by Christopher O'Riley, From The Top
I remember having Matthew Muckey on From the Top in San Francisco back in 2002. He played Carnival of Venice, one of the toughest pieces for trumpet. His performance was flashy and amazingly virtuosic for a teenager. A mere four years later, we heard the exciting news that Muckey — at 22 and just about to graduate from Northwestern University — had been hired as the associate principal trumpet of the New York Philharmonic.
Winning a job in a major symphony is no small feat. Muckey's unflappable work ethic and fearlessness in tackling the difficulties of his instrument make him stand out. He practices every day to keep up his chops, and although he travels the world with the orchestra, he says he often sees little besides the practice room, the performance hall and his hotel room when on tour.
We had a lot of fun reconnecting with Muckey in 2008 when we were filming the second season of our television series on PBS. We had a young tuba player on the show whose fantasy was to play in a major symphony. So members of the New York Philharmonic's brass section, including Muckey, surprised him during rehearsal and performed with him on the show. So here we are, making a young man's dreams come true, and he's looking up to Muckey, who was on our show before him and now has this amazing job, sitting in the orchestra next to his idol Phil Smith, the orchestra's principal trumpet. It was a nice full-circle moment.
As part of our anniversary celebration, Muckey came into Boston straight off a two-week European tour with the New York Phil to play for us again. This time, he chose a very different piece from that first Carnival of Venice performance. It was the second movement from Oskar Boehme's Concerto in F minor. It's a beautiful piece filled with poise and serenity. It was interesting to see that side of his style come across, and to hear his mature sound.

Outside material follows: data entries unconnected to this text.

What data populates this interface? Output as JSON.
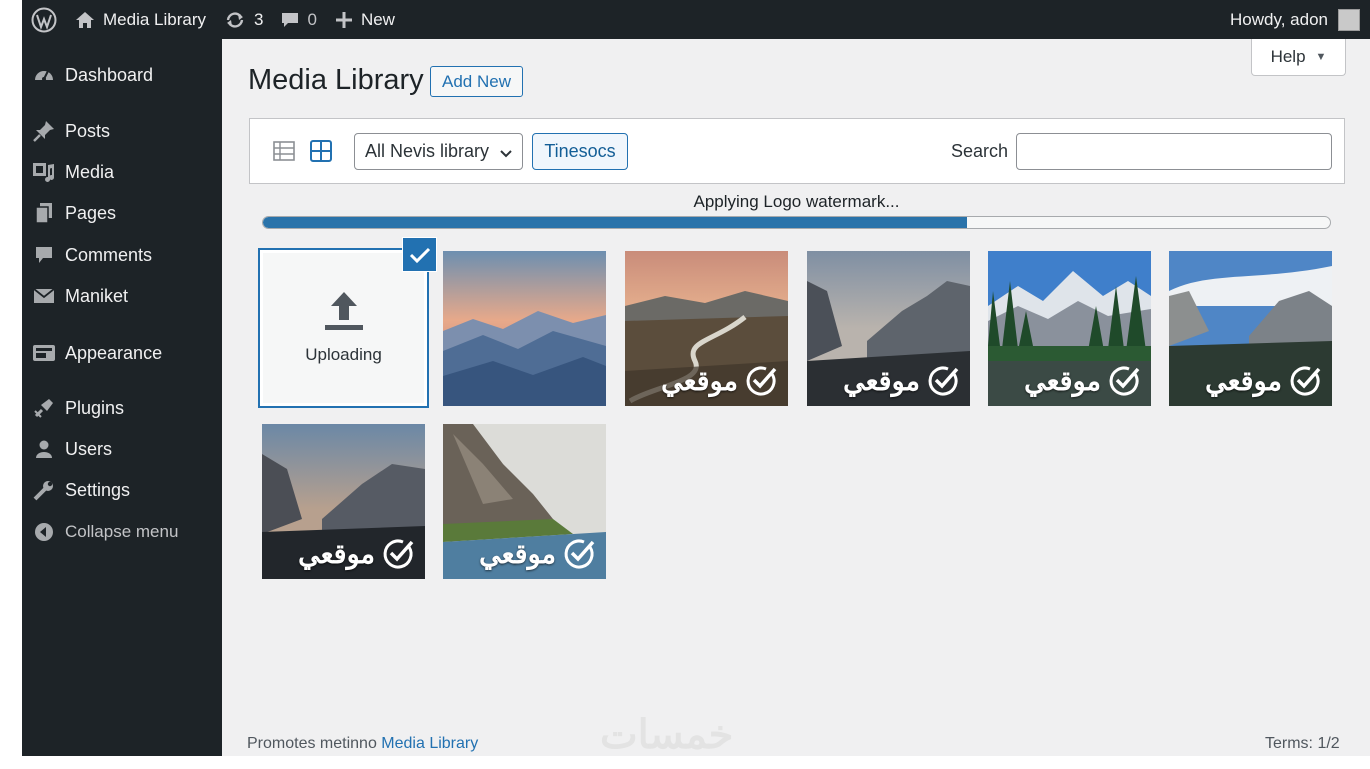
{
  "admin_bar": {
    "wp_logo": "wordpress-icon",
    "site_name": "Media Library",
    "updates_count": "3",
    "comments_count": "0",
    "new_label": "New",
    "greeting": "Howdy, adon"
  },
  "sidebar": {
    "items": [
      {
        "label": "Dashboard",
        "icon": "dashboard-icon"
      },
      {
        "label": "Posts",
        "icon": "pin-icon"
      },
      {
        "label": "Media",
        "icon": "media-icon"
      },
      {
        "label": "Pages",
        "icon": "pages-icon"
      },
      {
        "label": "Comments",
        "icon": "comment-icon"
      },
      {
        "label": "Maniket",
        "icon": "envelope-icon"
      },
      {
        "label": "Appearance",
        "icon": "appearance-icon"
      },
      {
        "label": "Plugins",
        "icon": "plugin-icon"
      },
      {
        "label": "Users",
        "icon": "user-icon"
      },
      {
        "label": "Settings",
        "icon": "wrench-icon"
      },
      {
        "label": "Collapse menu",
        "icon": "collapse-icon"
      }
    ]
  },
  "help": {
    "label": "Help",
    "caret": "▼"
  },
  "page": {
    "title": "Media Library",
    "add_new_label": "Add New"
  },
  "toolbar": {
    "filter_value": "All Nevis library",
    "filter_button": "Tinesocs",
    "search_label": "Search",
    "search_value": ""
  },
  "progress": {
    "label": "Applying Logo watermark...",
    "fraction": 0.66
  },
  "grid": {
    "upload_label": "Uploading",
    "watermark_text": "موقعي",
    "items": [
      {
        "watermarked": false,
        "scene": "sunset-ridges"
      },
      {
        "watermarked": true,
        "scene": "river-valley"
      },
      {
        "watermarked": true,
        "scene": "granite-valley"
      },
      {
        "watermarked": true,
        "scene": "forest-lake"
      },
      {
        "watermarked": true,
        "scene": "valley-clouds"
      },
      {
        "watermarked": true,
        "scene": "dusk-cliffs"
      },
      {
        "watermarked": true,
        "scene": "cliff-lake"
      }
    ]
  },
  "footer": {
    "prefix": "Promotes metinno",
    "link": "Media Library",
    "terms": "Terms: 1/2",
    "site_mark": "خمسات"
  },
  "colors": {
    "accent": "#2271b1",
    "admin_bg": "#1d2327",
    "content_bg": "#f0f0f1"
  }
}
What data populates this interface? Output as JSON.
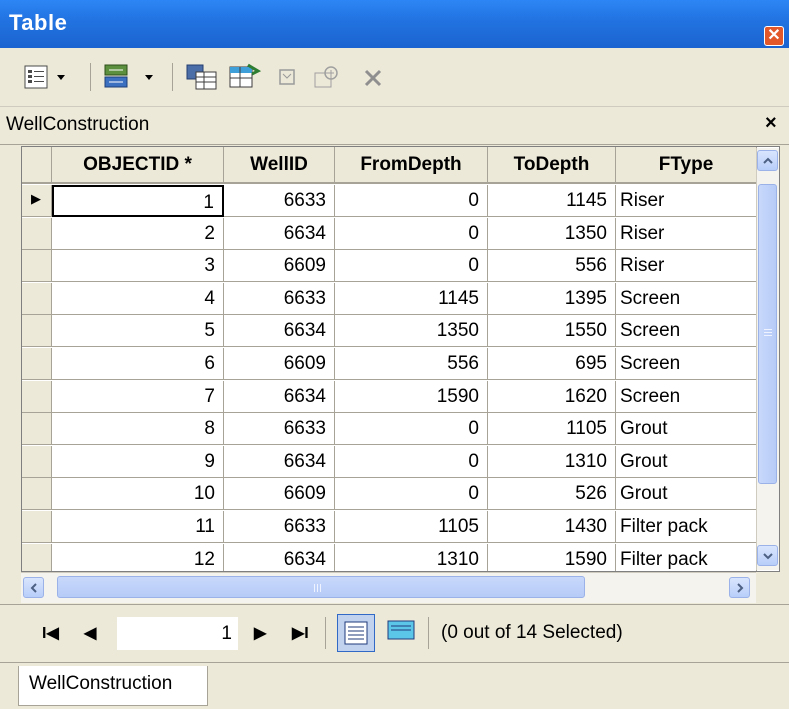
{
  "window": {
    "title": "Table",
    "close_label": "✕"
  },
  "toolbar": {
    "icons": [
      "table-options-icon",
      "related-tables-icon",
      "select-by-attributes-icon",
      "switch-selection-icon",
      "clear-selection-icon",
      "zoom-to-selected-icon",
      "delete-selected-icon"
    ]
  },
  "tab": {
    "name": "WellConstruction",
    "close_label": "×"
  },
  "table": {
    "columns": [
      "OBJECTID *",
      "WellID",
      "FromDepth",
      "ToDepth",
      "FType"
    ],
    "rows": [
      [
        "1",
        "6633",
        "0",
        "1145",
        "Riser"
      ],
      [
        "2",
        "6634",
        "0",
        "1350",
        "Riser"
      ],
      [
        "3",
        "6609",
        "0",
        "556",
        "Riser"
      ],
      [
        "4",
        "6633",
        "1145",
        "1395",
        "Screen"
      ],
      [
        "5",
        "6634",
        "1350",
        "1550",
        "Screen"
      ],
      [
        "6",
        "6609",
        "556",
        "695",
        "Screen"
      ],
      [
        "7",
        "6634",
        "1590",
        "1620",
        "Screen"
      ],
      [
        "8",
        "6633",
        "0",
        "1105",
        "Grout"
      ],
      [
        "9",
        "6634",
        "0",
        "1310",
        "Grout"
      ],
      [
        "10",
        "6609",
        "0",
        "526",
        "Grout"
      ],
      [
        "11",
        "6633",
        "1105",
        "1430",
        "Filter pack"
      ],
      [
        "12",
        "6634",
        "1310",
        "1590",
        "Filter pack"
      ]
    ],
    "current_row_marker": "▶"
  },
  "navigation": {
    "first": "I◀",
    "prev": "◀",
    "record": "1",
    "next": "▶",
    "last": "▶I",
    "selection_status": "(0 out of 14 Selected)"
  },
  "bottom_tab": {
    "label": "WellConstruction"
  }
}
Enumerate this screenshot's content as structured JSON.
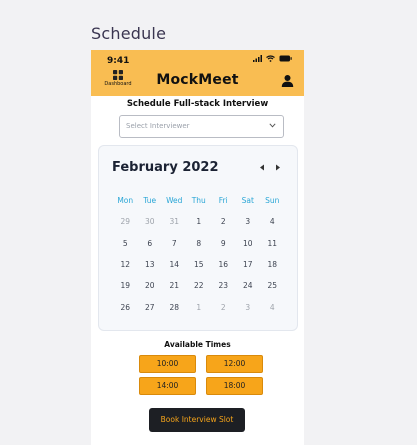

As host of From the Top, I get to work with some amazing kids and encourage them along the way. Many of them are now major players in classical music in this country, and Matthew Muckey is a perfect example. I feel privileged to have contributed in some way to their growth as artists, and I look forward to watching Muckey's career continue to sail.